Researchers at Brown University's Department of Community Health has found a correlation between the years spent in education and lower lifetime blood pressure along with a decrease in other factors, which influence health such as alcohol, smoking and weight gain.
They also found that the benefit appears to be greater for women than for men.
Taking their data from The Framingham Offspring Study, Eric Loucks and his team tracked 3890 people for 30 years and monitored their medical history, how long they stayed in education, and their levels of coronary heart disease.
They found that educated men (greater than 17 years of education) had a lower BMI, smoked less and drank less than men with less education.
Educated women also smoked less, had lower BMI, but drank more than their less educated sisters.
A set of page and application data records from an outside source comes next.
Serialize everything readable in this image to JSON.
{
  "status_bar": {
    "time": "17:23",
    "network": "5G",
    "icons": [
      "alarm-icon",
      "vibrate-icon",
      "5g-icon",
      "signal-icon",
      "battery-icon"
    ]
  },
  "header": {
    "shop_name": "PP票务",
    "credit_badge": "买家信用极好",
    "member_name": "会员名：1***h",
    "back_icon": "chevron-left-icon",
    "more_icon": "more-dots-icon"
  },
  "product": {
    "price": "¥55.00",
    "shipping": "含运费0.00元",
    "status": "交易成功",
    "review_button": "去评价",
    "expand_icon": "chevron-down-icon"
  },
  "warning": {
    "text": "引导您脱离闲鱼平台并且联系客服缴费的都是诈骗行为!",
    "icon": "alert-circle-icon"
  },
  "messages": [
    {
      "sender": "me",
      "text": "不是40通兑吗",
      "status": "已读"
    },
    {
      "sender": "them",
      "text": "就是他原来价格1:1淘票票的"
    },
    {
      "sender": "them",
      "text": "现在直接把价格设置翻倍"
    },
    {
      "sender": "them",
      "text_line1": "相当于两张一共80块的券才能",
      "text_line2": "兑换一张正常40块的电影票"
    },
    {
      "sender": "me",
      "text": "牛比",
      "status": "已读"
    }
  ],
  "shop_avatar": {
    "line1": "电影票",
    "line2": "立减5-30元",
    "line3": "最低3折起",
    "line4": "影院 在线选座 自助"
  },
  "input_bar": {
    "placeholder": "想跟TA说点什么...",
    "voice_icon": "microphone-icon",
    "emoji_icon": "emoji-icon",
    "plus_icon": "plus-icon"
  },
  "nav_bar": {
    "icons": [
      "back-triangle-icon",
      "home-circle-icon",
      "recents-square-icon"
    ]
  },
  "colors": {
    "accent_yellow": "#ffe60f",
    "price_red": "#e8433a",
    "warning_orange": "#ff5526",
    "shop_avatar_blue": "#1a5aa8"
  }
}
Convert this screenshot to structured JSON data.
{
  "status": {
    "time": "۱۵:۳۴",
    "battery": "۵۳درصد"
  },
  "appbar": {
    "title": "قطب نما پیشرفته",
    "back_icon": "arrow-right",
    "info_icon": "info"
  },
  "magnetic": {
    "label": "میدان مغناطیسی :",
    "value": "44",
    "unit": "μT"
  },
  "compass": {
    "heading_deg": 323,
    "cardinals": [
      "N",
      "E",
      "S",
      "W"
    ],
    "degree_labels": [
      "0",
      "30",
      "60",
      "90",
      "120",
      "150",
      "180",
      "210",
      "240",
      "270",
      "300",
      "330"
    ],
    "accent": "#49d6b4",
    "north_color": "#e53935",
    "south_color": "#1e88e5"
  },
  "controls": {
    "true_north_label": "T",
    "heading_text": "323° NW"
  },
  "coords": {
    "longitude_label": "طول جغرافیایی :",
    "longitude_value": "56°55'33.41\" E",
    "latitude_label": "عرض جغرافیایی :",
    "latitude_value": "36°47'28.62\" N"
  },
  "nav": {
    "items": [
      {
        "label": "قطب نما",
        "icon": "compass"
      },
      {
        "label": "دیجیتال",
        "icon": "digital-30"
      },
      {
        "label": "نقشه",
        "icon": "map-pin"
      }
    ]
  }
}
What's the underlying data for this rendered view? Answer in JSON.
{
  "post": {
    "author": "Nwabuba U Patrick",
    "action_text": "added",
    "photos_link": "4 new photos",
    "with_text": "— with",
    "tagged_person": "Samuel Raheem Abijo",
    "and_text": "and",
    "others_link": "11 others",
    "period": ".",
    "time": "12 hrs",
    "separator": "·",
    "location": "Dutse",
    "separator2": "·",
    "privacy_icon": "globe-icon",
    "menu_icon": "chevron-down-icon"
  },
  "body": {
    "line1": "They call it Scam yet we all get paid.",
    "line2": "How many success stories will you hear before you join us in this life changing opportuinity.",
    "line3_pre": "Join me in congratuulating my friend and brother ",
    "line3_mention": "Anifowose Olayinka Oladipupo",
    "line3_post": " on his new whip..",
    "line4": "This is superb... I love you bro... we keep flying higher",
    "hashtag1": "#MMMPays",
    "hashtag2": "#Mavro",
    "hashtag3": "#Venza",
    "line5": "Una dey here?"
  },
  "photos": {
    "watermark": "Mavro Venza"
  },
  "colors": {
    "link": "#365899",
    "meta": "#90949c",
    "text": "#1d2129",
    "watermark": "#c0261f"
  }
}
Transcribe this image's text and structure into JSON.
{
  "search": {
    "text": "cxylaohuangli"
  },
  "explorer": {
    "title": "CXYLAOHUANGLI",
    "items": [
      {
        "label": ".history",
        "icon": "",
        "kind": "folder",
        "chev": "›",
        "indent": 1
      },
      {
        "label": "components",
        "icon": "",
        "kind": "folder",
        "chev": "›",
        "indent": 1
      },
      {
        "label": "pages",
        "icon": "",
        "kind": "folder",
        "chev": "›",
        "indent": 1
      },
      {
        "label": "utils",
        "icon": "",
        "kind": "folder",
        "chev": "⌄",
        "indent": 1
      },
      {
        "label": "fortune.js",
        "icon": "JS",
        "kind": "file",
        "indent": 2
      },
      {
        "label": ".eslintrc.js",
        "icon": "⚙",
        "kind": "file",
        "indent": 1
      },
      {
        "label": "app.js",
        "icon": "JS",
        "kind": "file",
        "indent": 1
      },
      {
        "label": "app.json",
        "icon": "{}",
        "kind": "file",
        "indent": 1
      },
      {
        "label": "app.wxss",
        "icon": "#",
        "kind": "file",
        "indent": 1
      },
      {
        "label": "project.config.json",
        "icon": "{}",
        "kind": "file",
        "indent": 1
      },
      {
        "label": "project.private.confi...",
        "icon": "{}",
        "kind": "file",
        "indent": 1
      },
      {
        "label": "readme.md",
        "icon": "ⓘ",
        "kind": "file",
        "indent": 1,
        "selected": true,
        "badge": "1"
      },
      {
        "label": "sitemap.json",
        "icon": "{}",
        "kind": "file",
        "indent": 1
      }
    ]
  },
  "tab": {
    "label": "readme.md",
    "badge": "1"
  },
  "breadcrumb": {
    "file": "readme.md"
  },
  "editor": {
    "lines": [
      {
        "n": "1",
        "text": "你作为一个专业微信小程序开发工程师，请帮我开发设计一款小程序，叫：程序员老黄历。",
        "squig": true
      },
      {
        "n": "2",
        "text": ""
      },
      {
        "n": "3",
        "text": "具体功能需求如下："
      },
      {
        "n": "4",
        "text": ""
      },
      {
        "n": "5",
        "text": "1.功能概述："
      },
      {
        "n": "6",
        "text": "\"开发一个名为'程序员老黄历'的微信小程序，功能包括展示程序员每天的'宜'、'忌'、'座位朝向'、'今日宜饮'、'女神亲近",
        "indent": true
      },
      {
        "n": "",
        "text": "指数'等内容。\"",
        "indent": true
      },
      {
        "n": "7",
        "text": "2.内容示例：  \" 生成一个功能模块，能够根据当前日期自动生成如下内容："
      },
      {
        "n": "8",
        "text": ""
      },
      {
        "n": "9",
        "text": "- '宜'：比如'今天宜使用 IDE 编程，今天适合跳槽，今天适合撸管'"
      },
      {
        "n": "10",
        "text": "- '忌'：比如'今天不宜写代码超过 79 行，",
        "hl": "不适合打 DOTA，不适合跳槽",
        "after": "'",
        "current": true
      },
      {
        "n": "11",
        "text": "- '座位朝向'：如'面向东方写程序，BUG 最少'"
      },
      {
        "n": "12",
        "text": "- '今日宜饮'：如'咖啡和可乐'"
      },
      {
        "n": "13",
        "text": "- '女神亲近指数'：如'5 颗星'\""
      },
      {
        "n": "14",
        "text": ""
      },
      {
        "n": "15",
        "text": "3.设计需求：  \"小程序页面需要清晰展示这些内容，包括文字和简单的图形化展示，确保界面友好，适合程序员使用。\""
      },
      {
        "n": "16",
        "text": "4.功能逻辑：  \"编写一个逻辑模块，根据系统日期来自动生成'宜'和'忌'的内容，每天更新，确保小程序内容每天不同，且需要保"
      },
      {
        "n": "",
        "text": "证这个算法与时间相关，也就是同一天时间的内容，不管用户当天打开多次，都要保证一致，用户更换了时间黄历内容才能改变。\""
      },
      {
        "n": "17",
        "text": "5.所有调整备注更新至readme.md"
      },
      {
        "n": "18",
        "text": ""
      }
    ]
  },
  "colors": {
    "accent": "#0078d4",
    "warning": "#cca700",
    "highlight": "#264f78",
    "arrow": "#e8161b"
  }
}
However, they still only drank about half as much as the educated men.
For both men and women, each extra level of academic study completed further reduced the incidence of high blood pressure.
"Even when adjusted for socio-economic variables, education is inversely correlated with high blood pressure and this positive effect of education on health is even stronger for women than men," said Loucks.
The study is published in the journal BMC Public Health.